*PROBLEM TO WORK ON*.
Give back every entry, exactly as written.

*DATA TO PROCESS*.
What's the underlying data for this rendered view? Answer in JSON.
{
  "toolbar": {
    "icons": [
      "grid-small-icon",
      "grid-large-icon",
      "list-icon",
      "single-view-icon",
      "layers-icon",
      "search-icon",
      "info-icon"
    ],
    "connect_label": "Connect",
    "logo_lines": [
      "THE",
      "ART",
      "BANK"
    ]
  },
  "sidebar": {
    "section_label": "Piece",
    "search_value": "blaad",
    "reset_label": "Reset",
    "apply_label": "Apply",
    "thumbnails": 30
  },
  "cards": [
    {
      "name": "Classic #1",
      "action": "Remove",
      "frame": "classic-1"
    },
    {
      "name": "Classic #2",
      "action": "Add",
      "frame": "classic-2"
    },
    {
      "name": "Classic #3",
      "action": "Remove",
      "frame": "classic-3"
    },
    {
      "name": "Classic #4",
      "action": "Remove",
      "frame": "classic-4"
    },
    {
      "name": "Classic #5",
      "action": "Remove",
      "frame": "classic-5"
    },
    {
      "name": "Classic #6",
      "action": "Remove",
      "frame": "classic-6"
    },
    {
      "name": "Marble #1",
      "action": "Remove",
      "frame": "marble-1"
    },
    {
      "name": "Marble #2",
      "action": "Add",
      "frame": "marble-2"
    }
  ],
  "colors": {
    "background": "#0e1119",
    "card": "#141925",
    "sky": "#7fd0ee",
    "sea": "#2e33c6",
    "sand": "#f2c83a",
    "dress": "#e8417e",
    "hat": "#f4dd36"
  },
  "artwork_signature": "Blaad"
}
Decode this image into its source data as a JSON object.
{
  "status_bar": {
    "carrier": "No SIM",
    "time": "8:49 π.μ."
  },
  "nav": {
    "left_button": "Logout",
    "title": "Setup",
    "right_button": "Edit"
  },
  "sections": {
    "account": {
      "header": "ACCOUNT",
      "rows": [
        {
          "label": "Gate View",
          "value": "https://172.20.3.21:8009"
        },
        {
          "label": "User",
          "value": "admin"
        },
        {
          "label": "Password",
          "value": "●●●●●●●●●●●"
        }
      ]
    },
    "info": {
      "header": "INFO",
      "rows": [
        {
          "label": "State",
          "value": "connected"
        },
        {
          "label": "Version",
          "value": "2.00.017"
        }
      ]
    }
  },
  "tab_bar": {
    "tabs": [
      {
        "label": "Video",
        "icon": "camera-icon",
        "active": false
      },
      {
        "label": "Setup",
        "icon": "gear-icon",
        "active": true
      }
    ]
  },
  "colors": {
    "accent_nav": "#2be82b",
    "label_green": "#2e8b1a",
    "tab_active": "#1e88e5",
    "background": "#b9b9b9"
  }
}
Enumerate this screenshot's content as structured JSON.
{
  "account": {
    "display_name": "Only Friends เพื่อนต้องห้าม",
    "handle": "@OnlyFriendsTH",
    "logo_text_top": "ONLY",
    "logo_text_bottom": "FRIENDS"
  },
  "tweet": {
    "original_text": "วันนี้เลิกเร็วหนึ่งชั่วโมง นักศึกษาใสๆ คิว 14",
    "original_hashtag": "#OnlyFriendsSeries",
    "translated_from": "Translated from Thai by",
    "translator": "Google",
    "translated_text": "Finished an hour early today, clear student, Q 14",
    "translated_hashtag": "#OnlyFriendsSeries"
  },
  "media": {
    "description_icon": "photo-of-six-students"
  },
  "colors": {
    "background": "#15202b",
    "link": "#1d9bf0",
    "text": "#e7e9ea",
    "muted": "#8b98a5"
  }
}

*YOUR RESPONSE*.
What's the underlying data for this rendered view? Answer in JSON.
{
  "toolbar": {
    "icons": [
      "grid-small-icon",
      "grid-large-icon",
      "list-icon",
      "single-view-icon",
      "layers-icon",
      "search-icon",
      "info-icon"
    ],
    "connect_label": "Connect",
    "logo_lines": [
      "THE",
      "ART",
      "BANK"
    ]
  },
  "sidebar": {
    "section_label": "Piece",
    "search_value": "blaad",
    "reset_label": "Reset",
    "apply_label": "Apply",
    "thumbnails": 30
  },
  "cards": [
    {
      "name": "Classic #1",
      "action": "Remove",
      "frame": "classic-1"
    },
    {
      "name": "Classic #2",
      "action": "Add",
      "frame": "classic-2"
    },
    {
      "name": "Classic #3",
      "action": "Remove",
      "frame": "classic-3"
    },
    {
      "name": "Classic #4",
      "action": "Remove",
      "frame": "classic-4"
    },
    {
      "name": "Classic #5",
      "action": "Remove",
      "frame": "classic-5"
    },
    {
      "name": "Classic #6",
      "action": "Remove",
      "frame": "classic-6"
    },
    {
      "name": "Marble #1",
      "action": "Remove",
      "frame": "marble-1"
    },
    {
      "name": "Marble #2",
      "action": "Add",
      "frame": "marble-2"
    }
  ],
  "colors": {
    "background": "#0e1119",
    "card": "#141925",
    "sky": "#7fd0ee",
    "sea": "#2e33c6",
    "sand": "#f2c83a",
    "dress": "#e8417e",
    "hat": "#f4dd36"
  },
  "artwork_signature": "Blaad"
}
Decode this image into its source data as a JSON object.
{
  "status_bar": {
    "carrier": "No SIM",
    "time": "8:49 π.μ."
  },
  "nav": {
    "left_button": "Logout",
    "title": "Setup",
    "right_button": "Edit"
  },
  "sections": {
    "account": {
      "header": "ACCOUNT",
      "rows": [
        {
          "label": "Gate View",
          "value": "https://172.20.3.21:8009"
        },
        {
          "label": "User",
          "value": "admin"
        },
        {
          "label": "Password",
          "value": "●●●●●●●●●●●"
        }
      ]
    },
    "info": {
      "header": "INFO",
      "rows": [
        {
          "label": "State",
          "value": "connected"
        },
        {
          "label": "Version",
          "value": "2.00.017"
        }
      ]
    }
  },
  "tab_bar": {
    "tabs": [
      {
        "label": "Video",
        "icon": "camera-icon",
        "active": false
      },
      {
        "label": "Setup",
        "icon": "gear-icon",
        "active": true
      }
    ]
  },
  "colors": {
    "accent_nav": "#2be82b",
    "label_green": "#2e8b1a",
    "tab_active": "#1e88e5",
    "background": "#b9b9b9"
  }
}
Enumerate this screenshot's content as structured JSON.
{
  "account": {
    "display_name": "Only Friends เพื่อนต้องห้าม",
    "handle": "@OnlyFriendsTH",
    "logo_text_top": "ONLY",
    "logo_text_bottom": "FRIENDS"
  },
  "tweet": {
    "original_text": "วันนี้เลิกเร็วหนึ่งชั่วโมง นักศึกษาใสๆ คิว 14",
    "original_hashtag": "#OnlyFriendsSeries",
    "translated_from": "Translated from Thai by",
    "translator": "Google",
    "translated_text": "Finished an hour early today, clear student, Q 14",
    "translated_hashtag": "#OnlyFriendsSeries"
  },
  "media": {
    "description_icon": "photo-of-six-students"
  },
  "colors": {
    "background": "#15202b",
    "link": "#1d9bf0",
    "text": "#e7e9ea",
    "muted": "#8b98a5"
  }
}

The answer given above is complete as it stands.